§ REQUIRED ACTION:
Filter these entries, keeping only lines that hold the word "chevron".

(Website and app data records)
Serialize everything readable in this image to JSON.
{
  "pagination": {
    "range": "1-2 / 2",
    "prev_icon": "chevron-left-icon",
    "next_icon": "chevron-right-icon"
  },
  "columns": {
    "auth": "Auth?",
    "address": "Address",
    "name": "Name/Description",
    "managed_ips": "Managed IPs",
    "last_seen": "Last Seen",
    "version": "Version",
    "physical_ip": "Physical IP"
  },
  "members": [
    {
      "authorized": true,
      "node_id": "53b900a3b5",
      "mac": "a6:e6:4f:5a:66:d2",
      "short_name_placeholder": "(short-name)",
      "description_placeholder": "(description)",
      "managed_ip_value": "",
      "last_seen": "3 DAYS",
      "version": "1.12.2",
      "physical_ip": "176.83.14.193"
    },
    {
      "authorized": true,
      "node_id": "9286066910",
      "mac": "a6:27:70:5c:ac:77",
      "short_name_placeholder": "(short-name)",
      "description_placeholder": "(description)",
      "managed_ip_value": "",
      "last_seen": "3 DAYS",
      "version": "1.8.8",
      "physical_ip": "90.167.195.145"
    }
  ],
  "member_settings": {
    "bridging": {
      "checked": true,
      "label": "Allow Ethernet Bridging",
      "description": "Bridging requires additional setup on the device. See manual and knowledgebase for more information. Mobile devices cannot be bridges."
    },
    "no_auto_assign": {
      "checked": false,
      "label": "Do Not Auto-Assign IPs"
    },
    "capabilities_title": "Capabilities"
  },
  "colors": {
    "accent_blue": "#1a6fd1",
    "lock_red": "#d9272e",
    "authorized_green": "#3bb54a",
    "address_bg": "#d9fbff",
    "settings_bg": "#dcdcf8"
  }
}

§ REPLY TO THE EXERCISE:
    "prev_icon": "chevron-left-icon",
    "next_icon": "chevron-right-icon"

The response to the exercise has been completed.